The Playlist series, on BBC Radio 4, visits significant locations to present the favourite music of a famous figure to a group of experts. The music is subtly updated, so that questions of mere historicism can be set aside, and the music accepted for what it meant to the programme’s subject, and can still mean for us. The conversations that result from this contemporary encounter are always enlightening, and often break new ground, stimulated not just by the location, but often by a significant object.
David Owen Norris presents the programmes, and arranges and performs the music. The producer is Elizabeth Burke, for Loftus Media.
The series had its origin in a one-off programme, Jane Austen’s iPod.
Here’s the list so far:
Jane Austen, in her house at Chawton, with her original manuscript music books in her own hand.
Charles Dickens, in his drawing room at Doughty Street.
Benjamin Franklin, in his house at Charing Cross, with his musical invention, the Glass Harmonica.
Emma, Lady Hamilton, with her music collection and other memorabilia at the National Maritime Museum.
Samuel Pepys, amongst his own bookcases in the eponymous (though posthumous) library at Magdalene College, Cambridge, with his Composing Machine.
Robert Burns, in the room where he learned to dance, with his own decorated fiddle.

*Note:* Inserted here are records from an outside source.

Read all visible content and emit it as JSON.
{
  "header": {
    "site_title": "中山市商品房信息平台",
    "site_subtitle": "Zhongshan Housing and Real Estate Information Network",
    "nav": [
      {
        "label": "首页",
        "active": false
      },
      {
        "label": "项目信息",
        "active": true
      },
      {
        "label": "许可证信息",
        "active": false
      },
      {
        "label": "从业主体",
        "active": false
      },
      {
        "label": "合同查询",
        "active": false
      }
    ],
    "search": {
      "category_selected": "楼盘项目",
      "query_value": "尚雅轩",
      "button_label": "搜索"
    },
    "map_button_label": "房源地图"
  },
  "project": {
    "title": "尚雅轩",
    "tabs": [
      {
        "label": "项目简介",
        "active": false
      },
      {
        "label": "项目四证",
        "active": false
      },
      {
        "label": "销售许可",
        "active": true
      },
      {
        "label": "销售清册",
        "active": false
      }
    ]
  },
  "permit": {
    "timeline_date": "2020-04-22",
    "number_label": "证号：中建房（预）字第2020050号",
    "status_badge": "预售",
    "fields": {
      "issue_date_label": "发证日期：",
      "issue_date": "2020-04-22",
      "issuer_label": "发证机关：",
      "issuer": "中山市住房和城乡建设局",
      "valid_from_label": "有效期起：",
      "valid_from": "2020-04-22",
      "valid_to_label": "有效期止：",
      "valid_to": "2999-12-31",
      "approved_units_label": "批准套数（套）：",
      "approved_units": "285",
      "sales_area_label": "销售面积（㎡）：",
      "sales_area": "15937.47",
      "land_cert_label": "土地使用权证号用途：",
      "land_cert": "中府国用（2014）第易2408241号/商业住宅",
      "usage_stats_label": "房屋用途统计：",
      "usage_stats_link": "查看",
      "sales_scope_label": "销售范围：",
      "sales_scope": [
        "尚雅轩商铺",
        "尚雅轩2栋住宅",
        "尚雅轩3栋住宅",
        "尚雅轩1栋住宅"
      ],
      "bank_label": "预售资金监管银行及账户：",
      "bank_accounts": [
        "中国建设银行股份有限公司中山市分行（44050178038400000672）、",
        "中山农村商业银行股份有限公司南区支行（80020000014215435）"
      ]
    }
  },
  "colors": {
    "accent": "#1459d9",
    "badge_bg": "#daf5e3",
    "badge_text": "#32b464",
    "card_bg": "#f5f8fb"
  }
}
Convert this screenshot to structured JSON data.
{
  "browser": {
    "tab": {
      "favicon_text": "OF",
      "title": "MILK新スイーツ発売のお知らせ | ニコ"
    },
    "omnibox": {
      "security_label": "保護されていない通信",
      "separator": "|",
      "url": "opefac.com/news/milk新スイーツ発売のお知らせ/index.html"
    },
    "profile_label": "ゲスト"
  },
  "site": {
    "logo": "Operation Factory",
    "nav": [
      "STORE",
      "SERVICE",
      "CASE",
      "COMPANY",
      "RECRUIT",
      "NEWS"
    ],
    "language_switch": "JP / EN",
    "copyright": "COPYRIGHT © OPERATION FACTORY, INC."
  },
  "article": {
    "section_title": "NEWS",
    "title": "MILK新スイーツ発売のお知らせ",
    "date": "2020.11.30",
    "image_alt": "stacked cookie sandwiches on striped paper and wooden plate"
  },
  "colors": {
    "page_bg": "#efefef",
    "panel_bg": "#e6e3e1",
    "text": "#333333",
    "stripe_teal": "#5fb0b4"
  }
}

Oscar Wilde, at the scene of his arrest in the Cadogan Hotel. One of the guests was his grandson, who put his extensive collection of Wilde-related music at our disposal.
Queen Victoria, with her Golden Piano at Buckingham Palace.
Thomas Hardy, in the house he built at Dorchester, Max Gate.
James Joyce, in the Martello Tower featured in the opening scene of Ulysses, with Joyce’s guitar.
(See review at foot of this page)
Shakespeare, onstage at Stratford.
John Clare, in his cottage at Helpston.
“another gem from David Owen Norris.” Daily Telegraph
Nell Gwynn, in her dressing room at Drury Lane.
The Duke of Wellington, in the Waterloo Gallery at his London residence, Apsley House, with his 1772 Grand Piano by Americus Backers – the oldest piano-with-pedals in the world (see the picture at the top of the website). One of the guests was the present Duke.
Here’s a political cartoon of the first Duke as conductor:
Gillian Reynolds Daily Telegraph June 2012
Radio 4, as all its listeners know from the copious trailers, is about to push out a big boat this Saturday, with a new dramatisation of James Joyce’s Ulysses spread across the day and the time frame of the novel, with live links from Mark Lawson at Dublin locations significant in the narrative and chairing a learned discussion at the close. Before that, Melvyn Bragg and his guests on In Our Time on Thursday will also consider the novel. And before all of that there was, last Saturday, James Joyce’s Playlist, another edition of David Owen Norris’s magical music programme, so good it wouldn’t need to be pegged to a Radio 4 extravaganza to validate its broadcast, so illuminating in its brief half-hour that even the most Joyce-resistant listener will have felt that new light had been shed on his work.
The underlying idea is that we can learn something new about people, whether Robert Burns, Jane Austen or the Brontës, by the music they would have known. The programmes come from a place associated with the subject, with an instrument particular to the story being played, Burns’s fiddle, the Brontës’ piano, in this case James Joyce’s guitar. The relevant songs were performed with relish by Gwyneth Herbert and Thomas Guthrie. What joy it was to hear Declan Kiberd, a great Irish scholar and Joyce specialist, in conversation with music scholar Kathleen O’Callaghan and actor Barry McGovern. The salty breeze of their anecdotes, the tang of the songs blew away musty reverence and let you hear the music in Joyce’s words. If suiting style to subject is any artist’s first duty, these programmes (produced by Elizabeth Burke) deserve gold medals.